Access was limited at the back, through a wooden staircase leading to a small reception area, where you must remove your shoes before entering. From there is a short hallway leading to the room where Ingkong, my grandfather's mother, lived.
I don't remember much of her. I was too young. But that house drew me in. During summer, when we were deported to the province, I would usually go to the old house and just wander its perimeters. Even then, I felt that there was more to that house than the wooden balcony and hallway we were permitted to enter.
There was one time I was able to enter that forbidden place beyond the bolted door by the hallway. Once, I chanced Ingkong's helper cleaning inside, and I crossed to her side. Instead of throwing me out, she told me to watch my steps, as the floor boards were creaking, and weak at some parts.
Inside was another hallway, larger than the one leading to Ingkong's. To the right were rows of capiz windows, and at the end was a pair of bolted doors. There was another door to the left of where I was standing; more mysteries to unravel, if one were bold enough.
Only muted light was able to penetrate those capiz windows, giving the hallway the forlorn atmosphere of the forgotten. I dared not touch anything for fear that I disturb the sleep of the house, equally scared and excited that the house would awake and tell me its stories.

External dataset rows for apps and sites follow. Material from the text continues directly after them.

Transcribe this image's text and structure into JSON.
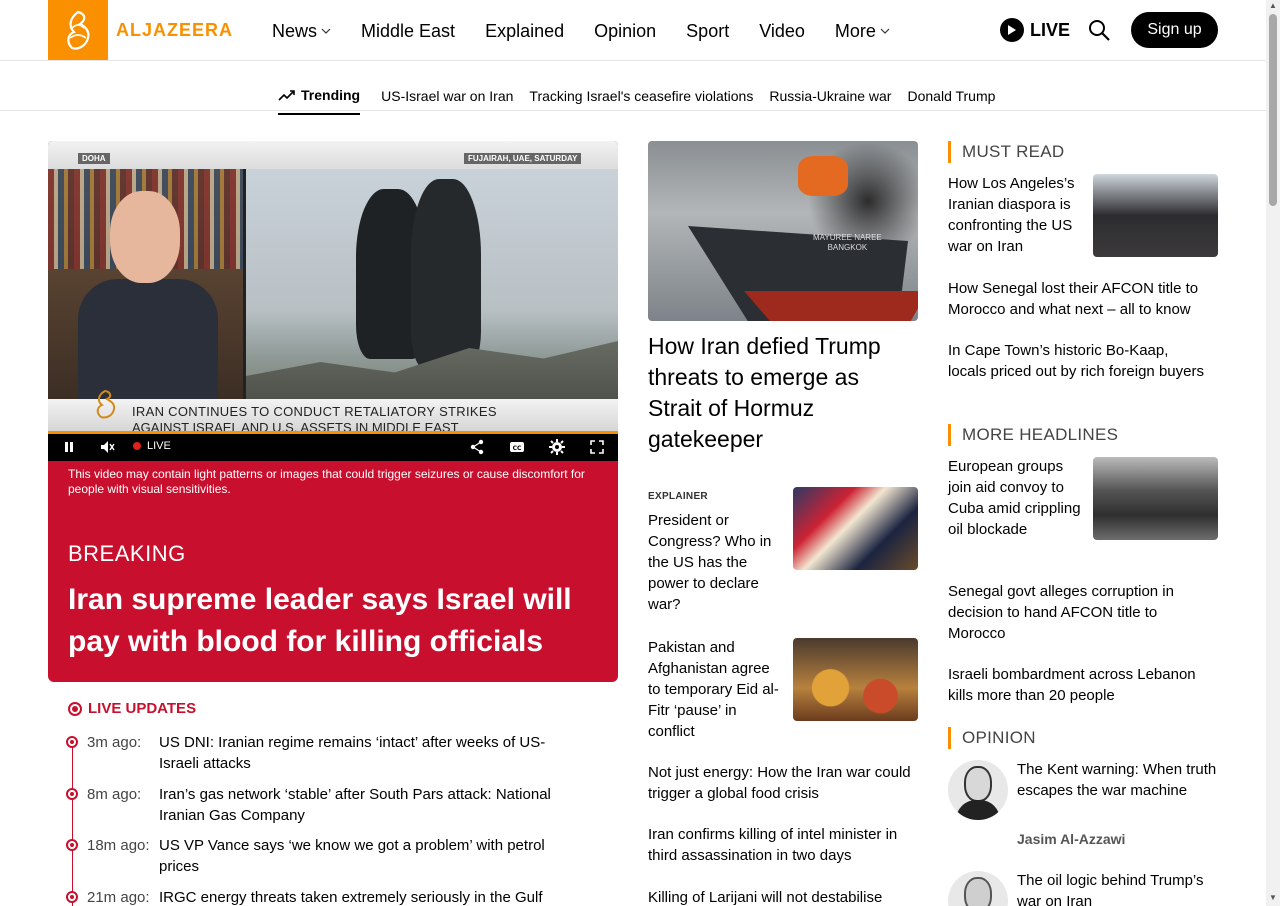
{
  "brand": {
    "name": "ALJAZEERA",
    "accent": "#fa9000",
    "breaking_color": "#c8102e"
  },
  "nav": {
    "items": [
      {
        "label": "News",
        "dropdown": true
      },
      {
        "label": "Middle East",
        "dropdown": false
      },
      {
        "label": "Explained",
        "dropdown": false
      },
      {
        "label": "Opinion",
        "dropdown": false
      },
      {
        "label": "Sport",
        "dropdown": false
      },
      {
        "label": "Video",
        "dropdown": false
      },
      {
        "label": "More",
        "dropdown": true
      }
    ],
    "live_label": "LIVE",
    "signup_label": "Sign up"
  },
  "trending": {
    "label": "Trending",
    "links": [
      "US-Israel war on Iran",
      "Tracking Israel's ceasefire violations",
      "Russia-Ukraine war",
      "Donald Trump"
    ]
  },
  "video": {
    "tag_left": "DOHA",
    "tag_right": "FUJAIRAH, UAE, SATURDAY",
    "lower_third_line1": "IRAN CONTINUES TO CONDUCT RETALIATORY STRIKES",
    "lower_third_line2": "AGAINST ISRAEL AND U.S. ASSETS IN MIDDLE EAST",
    "live_label": "LIVE",
    "warning": "This video may contain light patterns or images that could trigger seizures or cause discomfort for people with visual sensitivities."
  },
  "breaking": {
    "label": "BREAKING",
    "title": "Iran supreme leader says Israel will pay with blood for killing officials"
  },
  "live_updates": {
    "label": "LIVE UPDATES",
    "items": [
      {
        "time": "3m ago:",
        "text": "US DNI: Iranian regime remains ‘intact’ after weeks of US-Israeli attacks"
      },
      {
        "time": "8m ago:",
        "text": "Iran’s gas network ‘stable’ after South Pars attack: National Iranian Gas Company"
      },
      {
        "time": "18m ago:",
        "text": "US VP Vance says ‘we know we got a problem’ with petrol prices"
      },
      {
        "time": "21m ago:",
        "text": "IRGC energy threats taken extremely seriously in the Gulf"
      }
    ]
  },
  "middle": {
    "ship_caption_line1": "MAYUREE NAREE",
    "ship_caption_line2": "BANGKOK",
    "main_title": "How Iran defied Trump threats to emerge as Strait of Hormuz gatekeeper",
    "story1": {
      "kicker": "EXPLAINER",
      "title": "President or Congress? Who in the US has the power to declare war?"
    },
    "story2": {
      "title": "Pakistan and Afghanistan agree to temporary Eid al-Fitr ‘pause’ in conflict"
    },
    "story3": {
      "title": "Not just energy: How the Iran war could trigger a global food crisis"
    },
    "story4": {
      "title": "Iran confirms killing of intel minister in third assassination in two days"
    },
    "story5": {
      "title": "Killing of Larijani will not destabilise"
    }
  },
  "right": {
    "must_read": {
      "label": "MUST READ",
      "items": [
        "How Los Angeles’s Iranian diaspora is confronting the US war on Iran",
        "How Senegal lost their AFCON title to Morocco and what next – all to know",
        "In Cape Town’s historic Bo-Kaap, locals priced out by rich foreign buyers"
      ]
    },
    "more_headlines": {
      "label": "MORE HEADLINES",
      "items": [
        "European groups join aid convoy to Cuba amid crippling oil blockade",
        "Senegal govt alleges corruption in decision to hand AFCON title to Morocco",
        "Israeli bombardment across Lebanon kills more than 20 people"
      ]
    },
    "opinion": {
      "label": "OPINION",
      "items": [
        {
          "title": "The Kent warning: When truth escapes the war machine",
          "author": "Jasim Al-Azzawi"
        },
        {
          "title": "The oil logic behind Trump’s war on Iran",
          "author": ""
        }
      ]
    }
  }
}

The old house is long gone, torn to its foundations and buried in memory. I can't even remember which side of the family belonged to that house, nor where it used to stand. But every once in a while, it appears to me in the vagueness of dreams and fading recollection.